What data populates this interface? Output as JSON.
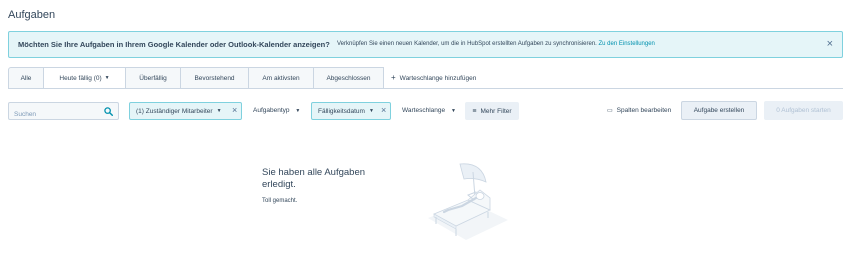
{
  "page": {
    "title": "Aufgaben"
  },
  "banner": {
    "title": "Möchten Sie Ihre Aufgaben in Ihrem Google Kalender oder Outlook-Kalender anzeigen?",
    "text": "Verknüpfen Sie einen neuen Kalender, um die in HubSpot erstellten Aufgaben zu synchronisieren.",
    "link": "Zu den Einstellungen",
    "close_icon": "×"
  },
  "tabs": [
    {
      "label": "Alle"
    },
    {
      "label": "Heute fällig (0)",
      "caret": "▼",
      "active": true
    },
    {
      "label": "Überfällig"
    },
    {
      "label": "Bevorstehend"
    },
    {
      "label": "Am aktivsten"
    },
    {
      "label": "Abgeschlossen"
    }
  ],
  "add_queue": {
    "icon": "+",
    "label": "Warteschlange hinzufügen"
  },
  "search": {
    "placeholder": "Suchen",
    "value": ""
  },
  "filters": {
    "assignee": {
      "label": "(1) Zuständiger Mitarbeiter",
      "caret": "▼",
      "clear": "×"
    },
    "task_type": {
      "label": "Aufgabentyp",
      "caret": "▼"
    },
    "due_date": {
      "label": "Fälligkeitsdatum",
      "caret": "▼",
      "clear": "×"
    },
    "queue": {
      "label": "Warteschlange",
      "caret": "▼"
    },
    "more": {
      "icon": "≡",
      "label": "Mehr Filter"
    }
  },
  "actions": {
    "edit_columns": {
      "icon": "▭",
      "label": "Spalten bearbeiten"
    },
    "create_task": "Aufgabe erstellen",
    "start_tasks": "0 Aufgaben starten"
  },
  "empty_state": {
    "title": "Sie haben alle Aufgaben erledigt.",
    "subtitle": "Toll gemacht.",
    "illustration": "relaxing-lounge-chair-illustration"
  },
  "colors": {
    "text": "#33475b",
    "link": "#0091ae",
    "banner_bg": "#e5f5f8",
    "banner_border": "#7fd1de",
    "border": "#cbd6e2",
    "button_bg": "#eaf0f6"
  }
}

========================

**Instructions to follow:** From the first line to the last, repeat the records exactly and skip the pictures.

**Reply to the exercise:**
What data populates this interface? Output as JSON.
{
  "page": {
    "title": "Aufgaben"
  },
  "banner": {
    "title": "Möchten Sie Ihre Aufgaben in Ihrem Google Kalender oder Outlook-Kalender anzeigen?",
    "text": "Verknüpfen Sie einen neuen Kalender, um die in HubSpot erstellten Aufgaben zu synchronisieren.",
    "link": "Zu den Einstellungen",
    "close_icon": "×"
  },
  "tabs": [
    {
      "label": "Alle"
    },
    {
      "label": "Heute fällig (0)",
      "caret": "▼",
      "active": true
    },
    {
      "label": "Überfällig"
    },
    {
      "label": "Bevorstehend"
    },
    {
      "label": "Am aktivsten"
    },
    {
      "label": "Abgeschlossen"
    }
  ],
  "add_queue": {
    "icon": "+",
    "label": "Warteschlange hinzufügen"
  },
  "search": {
    "placeholder": "Suchen",
    "value": ""
  },
  "filters": {
    "assignee": {
      "label": "(1) Zuständiger Mitarbeiter",
      "caret": "▼",
      "clear": "×"
    },
    "task_type": {
      "label": "Aufgabentyp",
      "caret": "▼"
    },
    "due_date": {
      "label": "Fälligkeitsdatum",
      "caret": "▼",
      "clear": "×"
    },
    "queue": {
      "label": "Warteschlange",
      "caret": "▼"
    },
    "more": {
      "icon": "≡",
      "label": "Mehr Filter"
    }
  },
  "actions": {
    "edit_columns": {
      "icon": "▭",
      "label": "Spalten bearbeiten"
    },
    "create_task": "Aufgabe erstellen",
    "start_tasks": "0 Aufgaben starten"
  },
  "empty_state": {
    "title": "Sie haben alle Aufgaben erledigt.",
    "subtitle": "Toll gemacht.",
    "illustration": "relaxing-lounge-chair-illustration"
  },
  "colors": {
    "text": "#33475b",
    "link": "#0091ae",
    "banner_bg": "#e5f5f8",
    "banner_border": "#7fd1de",
    "border": "#cbd6e2",
    "button_bg": "#eaf0f6"
  }
}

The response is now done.